Forms of Drama. Greek Drama. Roman Drama. English Drama. Nineteenth- and Twentieth-Century Drama. Performance Drama. Film and Television. Checklist for Writing about Film. Similarities and Differences between Drama and Film. Elements of Drama. Character. Soliloquy, Monologue, and Dialogue. Action. Plot. Setting. Symbolism. Irony. Theme. The Reading/Writing Process: Drama. Checklist for Reading and Writing about Drama. Explore Online: Drama.
Forms of Nonfiction. Speech. Philosophical Treatise. Autobiography. Memoir. Journal. Essay. Kinds of Essays. Forms of Creative Nonfiction. Elements of Nonfiction. The Reading/Writing Process: Nonfiction. Checklist for Reading and Writing about Nonfiction.

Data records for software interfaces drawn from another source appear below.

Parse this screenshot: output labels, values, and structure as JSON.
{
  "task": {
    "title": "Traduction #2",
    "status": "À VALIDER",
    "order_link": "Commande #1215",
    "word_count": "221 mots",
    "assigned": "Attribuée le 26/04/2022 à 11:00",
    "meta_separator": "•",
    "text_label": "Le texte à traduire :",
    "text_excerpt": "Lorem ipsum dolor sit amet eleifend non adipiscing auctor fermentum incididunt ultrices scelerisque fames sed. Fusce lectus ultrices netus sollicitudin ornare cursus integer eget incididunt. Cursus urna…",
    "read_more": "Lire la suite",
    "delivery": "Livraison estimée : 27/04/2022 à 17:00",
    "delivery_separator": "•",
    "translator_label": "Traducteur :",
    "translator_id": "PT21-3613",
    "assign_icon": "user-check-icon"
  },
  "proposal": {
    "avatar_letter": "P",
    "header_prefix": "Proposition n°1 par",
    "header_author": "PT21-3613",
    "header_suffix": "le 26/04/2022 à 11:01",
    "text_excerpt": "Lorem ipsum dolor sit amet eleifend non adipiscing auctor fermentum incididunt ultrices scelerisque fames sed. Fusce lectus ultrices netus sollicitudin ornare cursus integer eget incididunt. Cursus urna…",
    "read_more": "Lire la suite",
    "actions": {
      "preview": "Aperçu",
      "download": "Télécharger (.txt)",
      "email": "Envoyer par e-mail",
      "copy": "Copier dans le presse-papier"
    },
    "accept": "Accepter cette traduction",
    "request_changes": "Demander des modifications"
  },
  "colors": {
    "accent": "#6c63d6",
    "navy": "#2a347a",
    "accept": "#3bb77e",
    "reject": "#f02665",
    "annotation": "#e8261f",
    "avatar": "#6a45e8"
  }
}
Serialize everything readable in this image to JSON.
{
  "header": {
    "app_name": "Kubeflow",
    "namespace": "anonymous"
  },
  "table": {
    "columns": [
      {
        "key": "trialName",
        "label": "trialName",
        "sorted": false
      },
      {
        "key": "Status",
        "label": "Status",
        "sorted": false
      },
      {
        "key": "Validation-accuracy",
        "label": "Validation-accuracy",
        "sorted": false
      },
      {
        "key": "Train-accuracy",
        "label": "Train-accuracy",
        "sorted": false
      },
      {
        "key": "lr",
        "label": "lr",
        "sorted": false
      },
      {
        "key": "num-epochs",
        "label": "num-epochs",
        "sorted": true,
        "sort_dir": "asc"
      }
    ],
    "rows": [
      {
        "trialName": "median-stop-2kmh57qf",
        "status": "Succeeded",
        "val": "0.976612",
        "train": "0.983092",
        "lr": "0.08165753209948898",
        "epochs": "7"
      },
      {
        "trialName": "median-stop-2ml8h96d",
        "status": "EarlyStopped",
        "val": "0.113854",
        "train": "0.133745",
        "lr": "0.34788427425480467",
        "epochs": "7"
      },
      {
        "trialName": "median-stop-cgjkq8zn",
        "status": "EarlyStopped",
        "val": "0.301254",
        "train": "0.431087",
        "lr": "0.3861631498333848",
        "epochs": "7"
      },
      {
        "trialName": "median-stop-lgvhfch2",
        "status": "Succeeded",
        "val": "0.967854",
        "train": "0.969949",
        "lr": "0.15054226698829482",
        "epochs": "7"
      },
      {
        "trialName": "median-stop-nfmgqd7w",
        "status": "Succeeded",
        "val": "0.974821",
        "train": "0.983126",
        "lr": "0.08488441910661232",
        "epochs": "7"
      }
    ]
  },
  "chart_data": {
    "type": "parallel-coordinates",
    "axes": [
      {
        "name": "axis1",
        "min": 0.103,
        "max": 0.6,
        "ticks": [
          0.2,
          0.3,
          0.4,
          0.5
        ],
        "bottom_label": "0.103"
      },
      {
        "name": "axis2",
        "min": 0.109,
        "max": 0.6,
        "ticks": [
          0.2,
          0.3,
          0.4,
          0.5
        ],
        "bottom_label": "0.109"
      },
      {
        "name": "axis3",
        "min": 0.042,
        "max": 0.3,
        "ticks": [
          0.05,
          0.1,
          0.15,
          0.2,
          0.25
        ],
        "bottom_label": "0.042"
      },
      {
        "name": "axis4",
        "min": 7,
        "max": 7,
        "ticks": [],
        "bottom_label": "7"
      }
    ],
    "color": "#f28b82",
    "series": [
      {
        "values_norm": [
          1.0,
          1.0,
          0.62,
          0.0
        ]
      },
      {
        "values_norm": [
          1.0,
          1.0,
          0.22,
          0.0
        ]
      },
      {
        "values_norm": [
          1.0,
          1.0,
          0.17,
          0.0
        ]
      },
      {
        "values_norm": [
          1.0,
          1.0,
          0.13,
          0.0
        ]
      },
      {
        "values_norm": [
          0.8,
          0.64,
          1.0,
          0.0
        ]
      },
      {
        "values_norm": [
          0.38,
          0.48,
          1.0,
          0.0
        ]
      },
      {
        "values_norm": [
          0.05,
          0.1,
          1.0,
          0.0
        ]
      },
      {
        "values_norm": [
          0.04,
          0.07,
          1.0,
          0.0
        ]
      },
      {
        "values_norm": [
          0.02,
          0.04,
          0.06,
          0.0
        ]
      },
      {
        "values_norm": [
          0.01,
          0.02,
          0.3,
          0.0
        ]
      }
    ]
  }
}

13. Visual Texts.
Forms of Visual Texts. Elements of Visual Texts. Visual Rhetoric. Sample Analysis of a Visual Text: Marjane Satrapi''s "The Veil". The Reading/Writing Process: Visual Texts. Checklist for Reading and Writing about Visual Texts.
PART FOUR: APPENDIXES.
A. The Research Process and MLA Documentation.
The Research Process. The Research Process Online. General Web Searches. Specialized Web Searches. Electronic Databases and Catalogs Accessed through Libraries. Keeping Accurate Bibliographic Records while Conducting Online Research. Principles of Documentation. Form of MLA Documentation--Citation within the Text. "Works Cited" Page. Common Forms of Bibliographic Entries for the "Works Cited" Page. Principles of Online Documentation. Common Forms of Bibliographic Entries for Online Sources on the "Works. Cited" Page. Endnotes. An Example of the Research Essay--MLA Documentation (Historical and Cultural. Analysis and Argument). Explore Online: The Research Process and MLA Documentation.
B. Critical Approaches to Literature.
Formalism/New Criticism. Structuralism. Postmodernism. Deconstruction. Psychological Criticism. Reader Response Criticism. Feminist Criticism. Gender Criticism. New Historicism. Marxist Criticism. Postcolonial Criticism. Cultural Studies. Conclusion. . Glossary. Literary Credits. Index of Authors, Titles, and First Lines of Poetry.